_INSTRUCTIONS FOR THE TASK_. From the line that contains "What's the underlying" to the final line of the records below, print each line exactly and leave every picture out.

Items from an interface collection
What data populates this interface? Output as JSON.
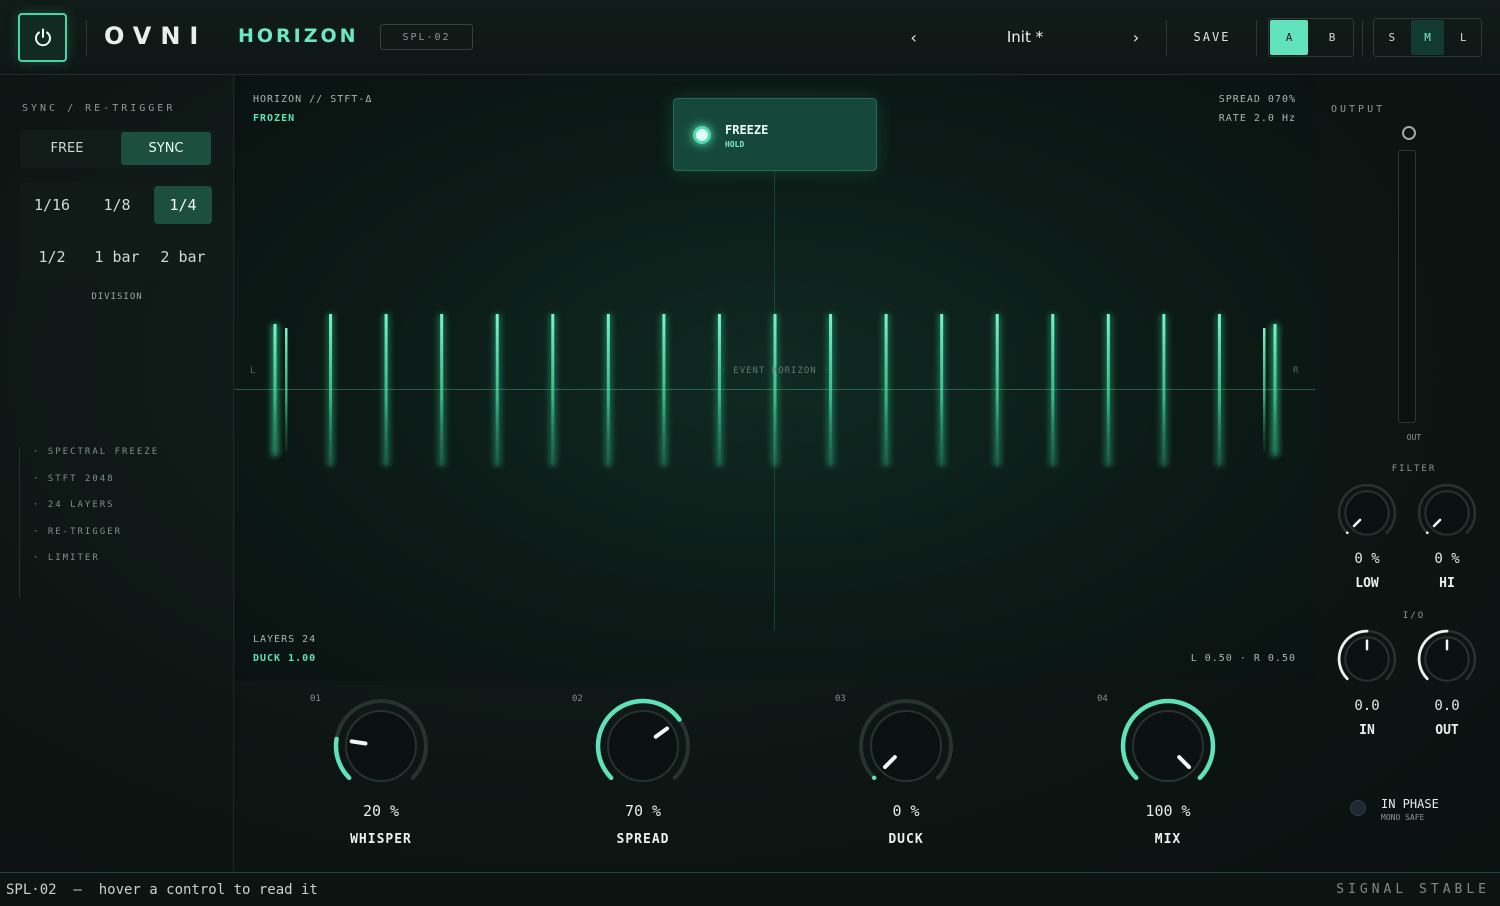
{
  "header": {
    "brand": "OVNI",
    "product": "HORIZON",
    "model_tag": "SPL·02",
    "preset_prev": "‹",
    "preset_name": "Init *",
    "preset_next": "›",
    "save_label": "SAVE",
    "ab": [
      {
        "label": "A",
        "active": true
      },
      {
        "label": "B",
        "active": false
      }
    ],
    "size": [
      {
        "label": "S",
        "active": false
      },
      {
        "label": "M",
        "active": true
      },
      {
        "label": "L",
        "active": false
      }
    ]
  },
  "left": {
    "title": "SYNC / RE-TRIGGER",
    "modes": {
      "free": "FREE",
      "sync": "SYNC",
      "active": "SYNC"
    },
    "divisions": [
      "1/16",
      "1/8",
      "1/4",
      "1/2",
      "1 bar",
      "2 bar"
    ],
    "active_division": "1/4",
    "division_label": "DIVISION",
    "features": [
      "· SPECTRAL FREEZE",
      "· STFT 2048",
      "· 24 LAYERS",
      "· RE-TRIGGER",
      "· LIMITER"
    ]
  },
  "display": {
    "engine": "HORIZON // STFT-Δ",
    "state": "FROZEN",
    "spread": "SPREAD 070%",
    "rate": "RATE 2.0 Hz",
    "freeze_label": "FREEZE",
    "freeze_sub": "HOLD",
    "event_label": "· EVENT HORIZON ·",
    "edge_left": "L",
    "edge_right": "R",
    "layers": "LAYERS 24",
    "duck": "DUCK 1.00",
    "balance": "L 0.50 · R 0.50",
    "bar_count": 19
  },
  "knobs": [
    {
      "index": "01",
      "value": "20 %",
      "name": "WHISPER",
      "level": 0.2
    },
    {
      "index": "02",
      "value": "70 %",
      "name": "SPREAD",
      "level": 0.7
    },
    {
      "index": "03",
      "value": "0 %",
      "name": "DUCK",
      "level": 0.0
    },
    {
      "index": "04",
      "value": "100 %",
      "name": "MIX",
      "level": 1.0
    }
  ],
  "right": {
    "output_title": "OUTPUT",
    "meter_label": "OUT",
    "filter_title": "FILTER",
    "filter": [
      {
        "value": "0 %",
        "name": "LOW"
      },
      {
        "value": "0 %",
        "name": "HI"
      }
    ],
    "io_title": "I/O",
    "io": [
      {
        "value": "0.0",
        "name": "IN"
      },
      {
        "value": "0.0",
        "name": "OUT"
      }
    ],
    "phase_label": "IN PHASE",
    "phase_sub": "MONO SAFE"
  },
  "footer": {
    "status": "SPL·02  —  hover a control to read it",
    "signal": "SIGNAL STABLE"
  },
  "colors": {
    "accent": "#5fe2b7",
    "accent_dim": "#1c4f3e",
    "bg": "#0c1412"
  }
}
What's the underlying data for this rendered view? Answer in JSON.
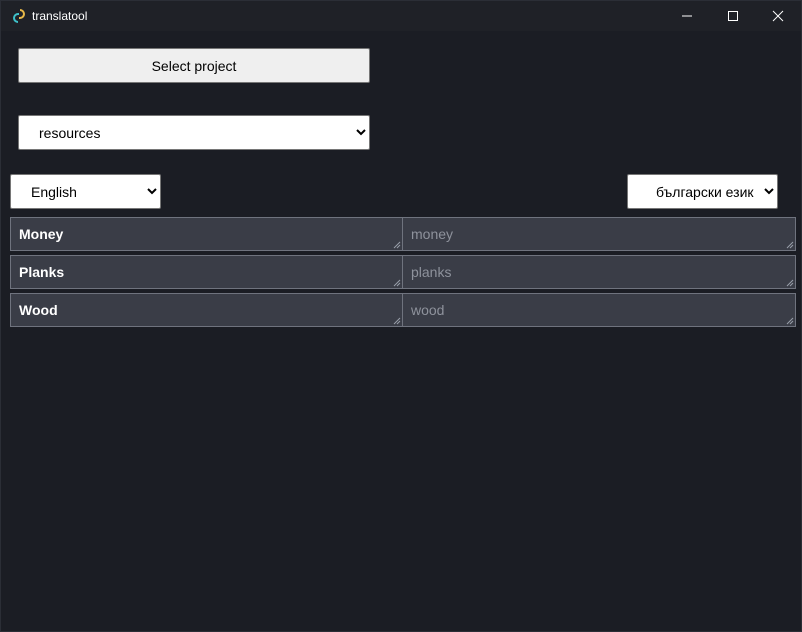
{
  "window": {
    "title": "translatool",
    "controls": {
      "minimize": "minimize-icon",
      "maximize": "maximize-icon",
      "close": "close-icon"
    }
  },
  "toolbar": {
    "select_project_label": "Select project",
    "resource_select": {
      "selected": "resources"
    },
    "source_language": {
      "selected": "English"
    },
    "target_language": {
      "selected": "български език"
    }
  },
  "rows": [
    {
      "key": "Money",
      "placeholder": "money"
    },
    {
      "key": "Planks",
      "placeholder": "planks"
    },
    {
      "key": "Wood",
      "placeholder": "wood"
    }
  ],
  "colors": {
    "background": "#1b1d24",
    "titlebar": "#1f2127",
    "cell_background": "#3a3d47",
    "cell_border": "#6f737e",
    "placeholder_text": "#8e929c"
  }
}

_SOLUTION_.
What's the underlying data for this rendered view? Answer in JSON.
{
  "window": {
    "title": "translatool",
    "controls": {
      "minimize": "minimize-icon",
      "maximize": "maximize-icon",
      "close": "close-icon"
    }
  },
  "toolbar": {
    "select_project_label": "Select project",
    "resource_select": {
      "selected": "resources"
    },
    "source_language": {
      "selected": "English"
    },
    "target_language": {
      "selected": "български език"
    }
  },
  "rows": [
    {
      "key": "Money",
      "placeholder": "money"
    },
    {
      "key": "Planks",
      "placeholder": "planks"
    },
    {
      "key": "Wood",
      "placeholder": "wood"
    }
  ],
  "colors": {
    "background": "#1b1d24",
    "titlebar": "#1f2127",
    "cell_background": "#3a3d47",
    "cell_border": "#6f737e",
    "placeholder_text": "#8e929c"
  }
}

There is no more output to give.